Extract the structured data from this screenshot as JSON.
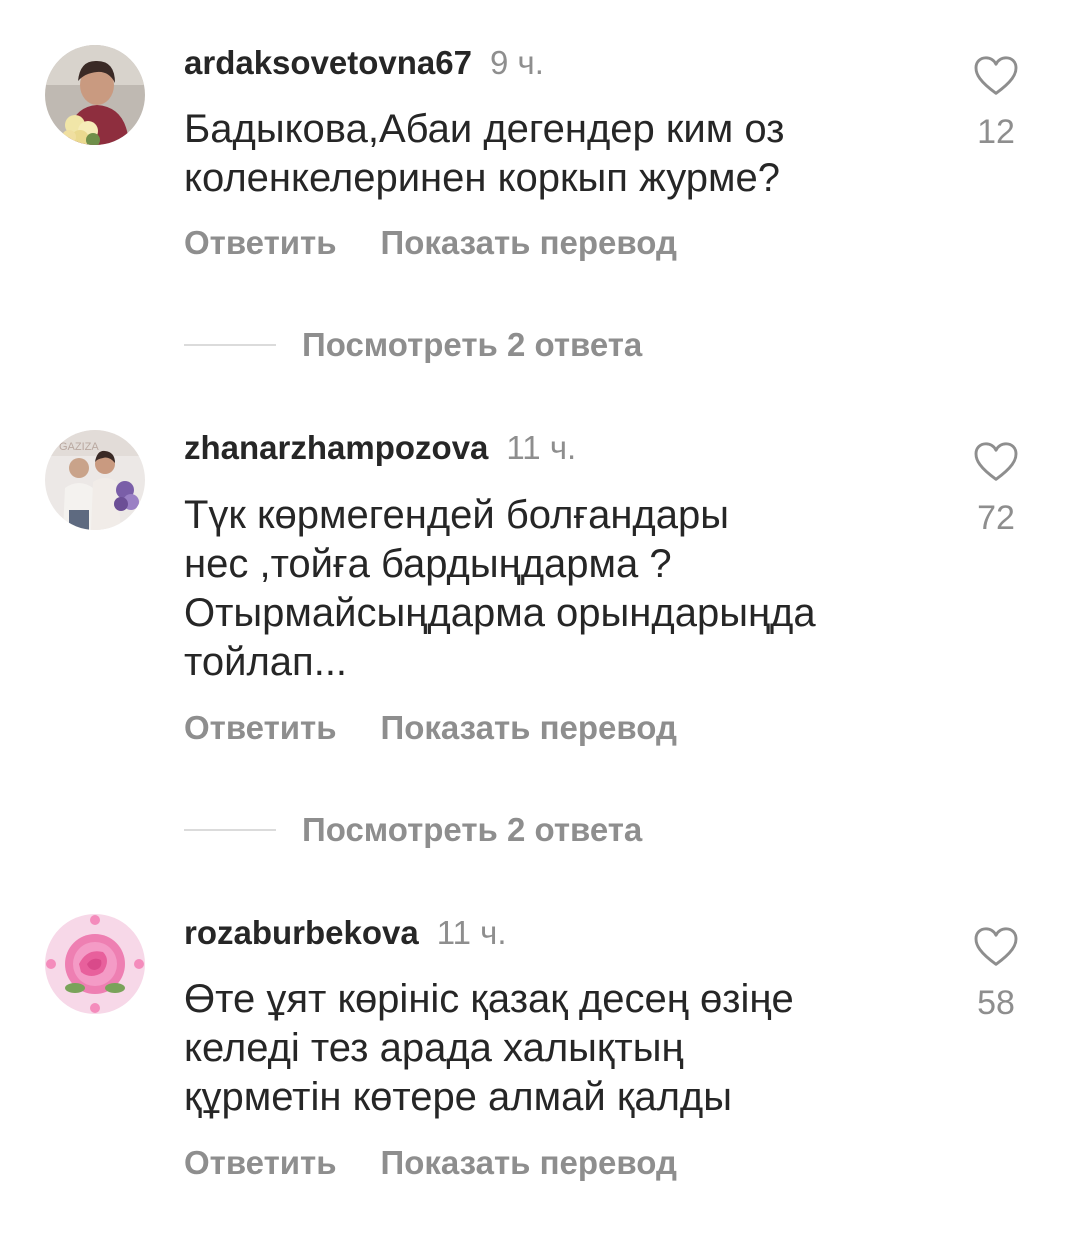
{
  "comments": [
    {
      "username": "ardaksovetovna67",
      "time": "9 ч.",
      "text": "Бадыкова,Абаи дегендер ким оз\nколенкелеринен коркып журме?",
      "likes": "12",
      "reply_label": "Ответить",
      "translate_label": "Показать перевод",
      "replies_label": "Посмотреть 2 ответа"
    },
    {
      "username": "zhanarzhampozova",
      "time": "11 ч.",
      "text": "Түк көрмегендей  болғандары\nнес ,тойға бардыңдарма ?\nОтырмайсыңдарма орындарыңда\nтойлап...",
      "likes": "72",
      "reply_label": "Ответить",
      "translate_label": "Показать перевод",
      "replies_label": "Посмотреть 2 ответа"
    },
    {
      "username": "rozaburbekova",
      "time": "11 ч.",
      "text": "Өте ұят көрініс қазақ десең өзіңе\nкеледі тез арада  халықтың\nқұрметін көтере алмай қалды",
      "likes": "58",
      "reply_label": "Ответить",
      "translate_label": "Показать перевод"
    }
  ],
  "avatar_watermark": "GAZIZA",
  "colors": {
    "text": "#262626",
    "secondary": "#8e8e8e",
    "divider": "#dbdbdb"
  },
  "icons": {
    "like": "heart-outline-icon"
  }
}
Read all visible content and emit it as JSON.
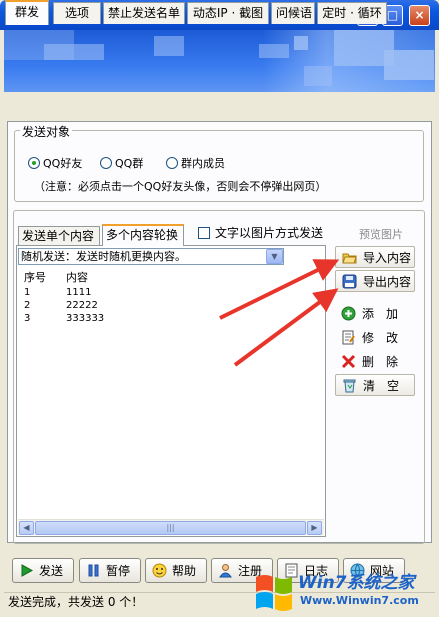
{
  "window": {
    "title": "群"
  },
  "tabs": [
    "群发",
    "选项",
    "禁止发送名单",
    "动态IP · 截图",
    "问候语",
    "定时 · 循环"
  ],
  "target_group": {
    "title": "发送对象",
    "options": [
      "QQ好友",
      "QQ群",
      "群内成员"
    ],
    "selected": "QQ好友",
    "note": "（注意：必须点击一个QQ好友头像，否则会不停弹出网页）"
  },
  "content_tabs": [
    "发送单个内容",
    "多个内容轮换"
  ],
  "image_checkbox_label": "文字以图片方式发送",
  "preview_label": "预览图片",
  "mode_select": {
    "value": "随机发送：发送时随机更换内容。"
  },
  "list": {
    "columns": [
      "序号",
      "内容"
    ],
    "rows": [
      {
        "index": "1",
        "content": "1111"
      },
      {
        "index": "2",
        "content": "22222"
      },
      {
        "index": "3",
        "content": "333333"
      }
    ]
  },
  "side_buttons": {
    "import": "导入内容",
    "export": "导出内容",
    "add": "添　加",
    "edit": "修　改",
    "delete": "删　除",
    "clear": "清　空"
  },
  "bottom_buttons": {
    "send": "发送",
    "pause": "暂停",
    "help": "帮助",
    "register": "注册",
    "log": "日志",
    "website": "网站"
  },
  "status": "发送完成，共发送 0 个！",
  "watermark": {
    "brand": "Win7系统之家",
    "url": "Www.Winwin7.com"
  },
  "colors": {
    "titlebar": "#0b56e0",
    "tab_accent": "#f1a12b",
    "arrow": "#e8352b",
    "watermark": "#1d63c7"
  }
}
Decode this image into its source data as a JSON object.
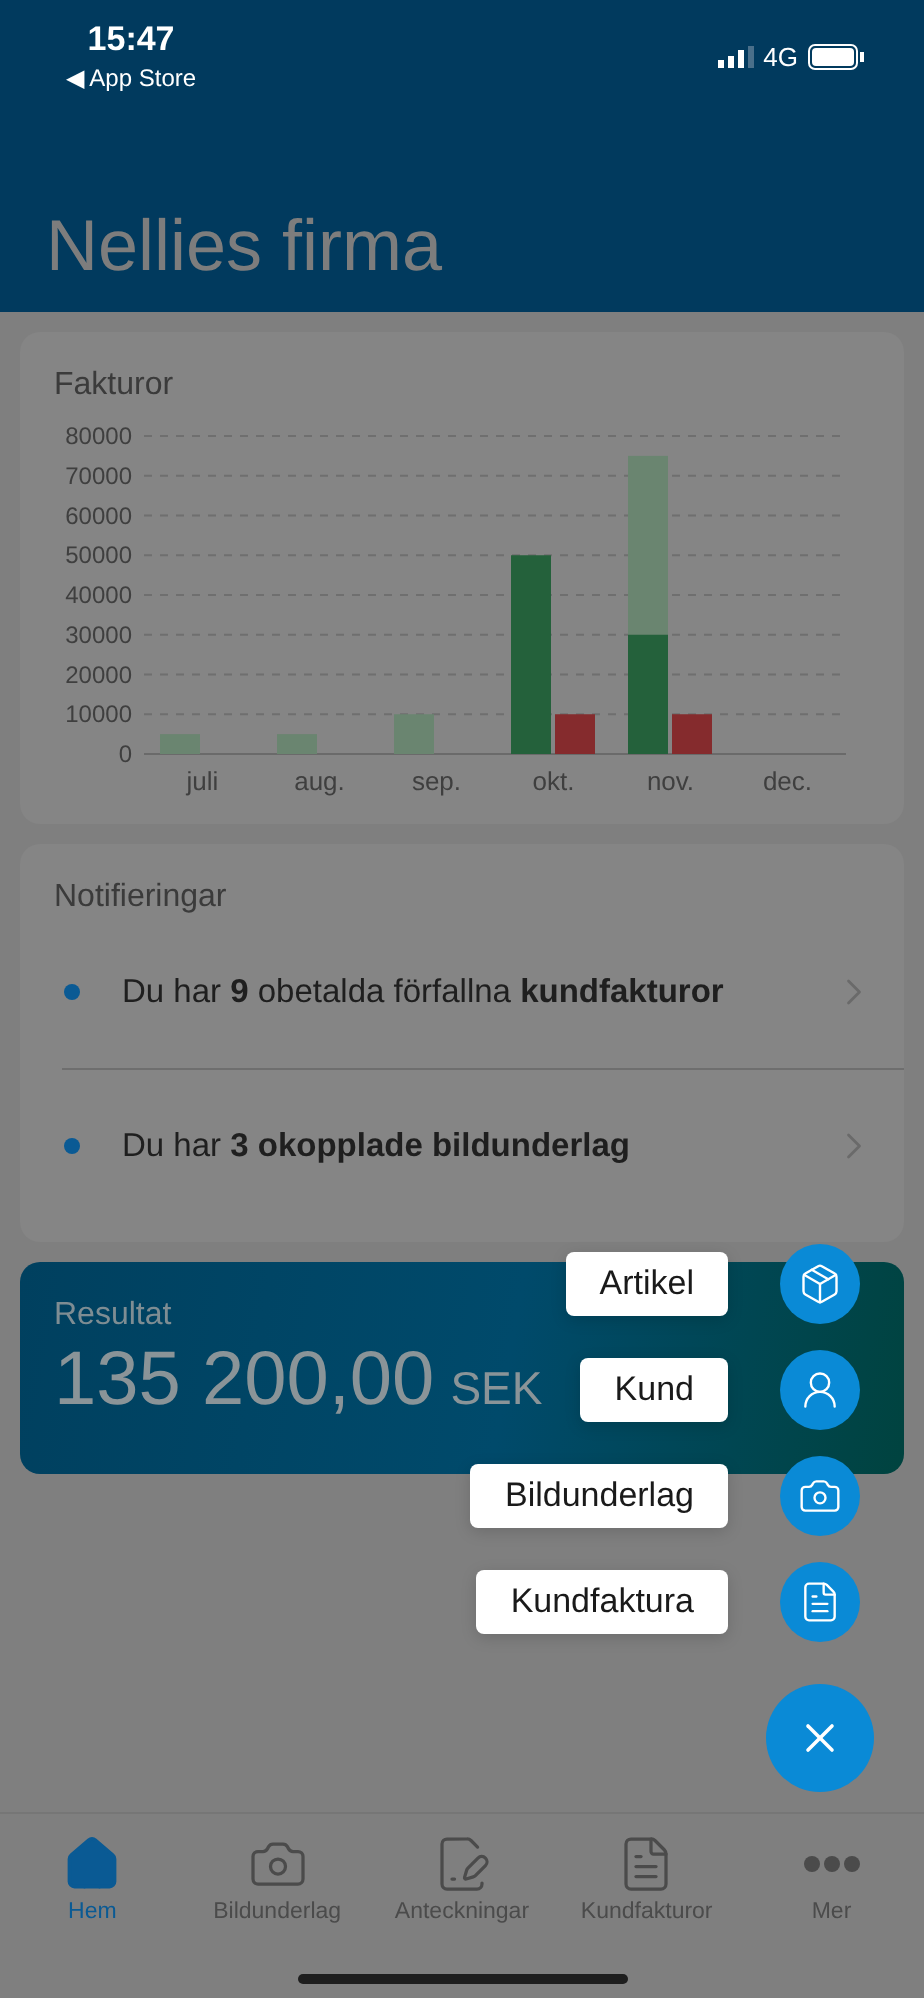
{
  "status_bar": {
    "time": "15:47",
    "back_label": "◀ App Store",
    "network": "4G"
  },
  "header": {
    "title": "Nellies firma"
  },
  "invoices_card": {
    "chart_data": {
      "type": "bar",
      "title": "Fakturor",
      "categories": [
        "juli",
        "aug.",
        "sep.",
        "okt.",
        "nov.",
        "dec."
      ],
      "stacked": false,
      "grid": true,
      "ylim": [
        0,
        80000
      ],
      "yticks": [
        0,
        10000,
        20000,
        30000,
        40000,
        50000,
        60000,
        70000,
        80000
      ],
      "series": [
        {
          "color": "#6a8570",
          "values": [
            5000,
            5000,
            10000,
            0,
            75000,
            0
          ]
        },
        {
          "color": "#24613b",
          "values": [
            0,
            0,
            0,
            50000,
            30000,
            0
          ]
        },
        {
          "color": "#852b2d",
          "values": [
            0,
            0,
            0,
            10000,
            10000,
            0
          ]
        }
      ]
    }
  },
  "notifications": {
    "title": "Notifieringar",
    "items": [
      {
        "text": "Du har **9** obetalda förfallna **kundfakturor**"
      },
      {
        "text": "Du har **3 okopplade bildunderlag**"
      }
    ]
  },
  "result": {
    "label": "Resultat",
    "amount": "135 200,00",
    "currency": "SEK"
  },
  "fab_menu": {
    "items": [
      {
        "label": "Artikel",
        "kind": "box"
      },
      {
        "label": "Kund",
        "kind": "person"
      },
      {
        "label": "Bildunderlag",
        "kind": "camera"
      },
      {
        "label": "Kundfaktura",
        "kind": "document"
      }
    ]
  },
  "tab_bar": {
    "items": [
      {
        "label": "Hem",
        "kind": "home",
        "selected": true
      },
      {
        "label": "Bildunderlag",
        "kind": "camera",
        "selected": false
      },
      {
        "label": "Anteckningar",
        "kind": "notes",
        "selected": false
      },
      {
        "label": "Kundfakturor",
        "kind": "document",
        "selected": false
      },
      {
        "label": "Mer",
        "kind": "more",
        "selected": false
      }
    ]
  }
}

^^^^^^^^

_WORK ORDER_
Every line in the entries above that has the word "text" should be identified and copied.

_RESPONSE AREA_
      "text": "Бадыкова,Абаи дегендер ким оз\nколенкелеринен коркып журме?",
      "text": "Түк көрмегендей  болғандары\nнес ,тойға бардыңдарма ?\nОтырмайсыңдарма орындарыңда\nтойлап...",
      "text": "Өте ұят көрініс қазақ десең өзіңе\nкеледі тез арада  халықтың\nқұрметін көтере алмай қалды",
    "text": "#262626",
        "text": "Du har **9** obetalda förfallna **kundfakturor**"
        "text": "Du har **3 okopplade bildunderlag**"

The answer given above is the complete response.